may have fallen on your favourite play, but this summer, Propstore
– a pop-up riverfront cafe and bar built using scenery and props from recent National Theatre productions – is
stealing the show.
In a small space
on London's South Bank, near the National Theatre’s riverside entrance, diners,
drinkers, theatre-goers and tourists can play “spot the prop” among the
eclectic collection of more than 1,000 items on display.
September, all are welcome to take a seat on the House of Commons bench from
James Graham's production of This House, arrange
to meet a friend under a lamp post from Simon Stephens' Port, or walk over the

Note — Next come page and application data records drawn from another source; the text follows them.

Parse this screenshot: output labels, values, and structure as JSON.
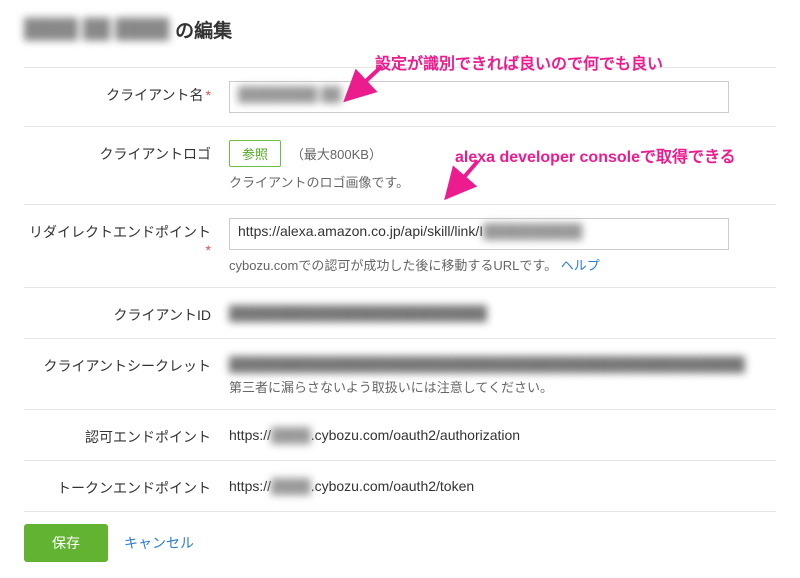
{
  "page": {
    "title_prefix_redacted": "████ ██ ████",
    "title_suffix": " の編集"
  },
  "annotations": {
    "top": "設定が識別できれば良いので何でも良い",
    "middle": "alexa developer consoleで取得できる"
  },
  "form": {
    "client_name": {
      "label": "クライアント名",
      "value_redacted": "████████ ██"
    },
    "client_logo": {
      "label": "クライアントロゴ",
      "browse_label": "参照",
      "max_note": "（最大800KB）",
      "help": "クライアントのロゴ画像です。"
    },
    "redirect_endpoint": {
      "label": "リダイレクトエンドポイント",
      "value_prefix": "https://alexa.amazon.co.jp/api/skill/link/I",
      "value_suffix_redacted": "██████████",
      "help": "cybozu.comでの認可が成功した後に移動するURLです。",
      "help_link": "ヘルプ"
    },
    "client_id": {
      "label": "クライアントID",
      "value_redacted": "██████████████████████████"
    },
    "client_secret": {
      "label": "クライアントシークレット",
      "value_redacted": "████████████████████████████████████████████████████",
      "help": "第三者に漏らさないよう取扱いには注意してください。"
    },
    "auth_endpoint": {
      "label": "認可エンドポイント",
      "value_prefix": "https://",
      "value_mid_redacted": "████",
      "value_suffix": ".cybozu.com/oauth2/authorization"
    },
    "token_endpoint": {
      "label": "トークンエンドポイント",
      "value_prefix": "https://",
      "value_mid_redacted": "████",
      "value_suffix": ".cybozu.com/oauth2/token"
    }
  },
  "footer": {
    "save": "保存",
    "cancel": "キャンセル"
  }
}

outline of a dead dog on the flooring from The
Curious Incident of a Dog in the Night-Time
(which has now transferred to the West End’s Apollo Theatre). And don't worry if your theatre trivia is not
up to scratch, each item is clearly labelled with details of the stage it set.
menu of traditional English snacks with a twist (try the fish finger sandwich) is
available all day, while the bar – offering English wines, Greenwich-based
Meantime draught beer and gin from
Hammersmith micro-distillery Sipsmith – turns
into a dance floor on Friday and Saturday, thanks to a weekend line-up of DJs
and live music that includes the emerging five-piece band Rhys Lewis and The Relics and hip hop soul singer JJ Rosa.
Theatre props and costumes are usually stored in a warehouse in Brixton, a
dusty space that holds more than 100,000 items. Propstore uses just a small
selection of these to showcase the creativity and attention to detail that goes
on behind the scenes. If it doesn’t inspire more people to book tickets to see
a play, the restaurant and bar can at least provide a temporary backdrop to the
everyday drama in the lives of Londoners.
Dalamal is the London Localite for BBC Travel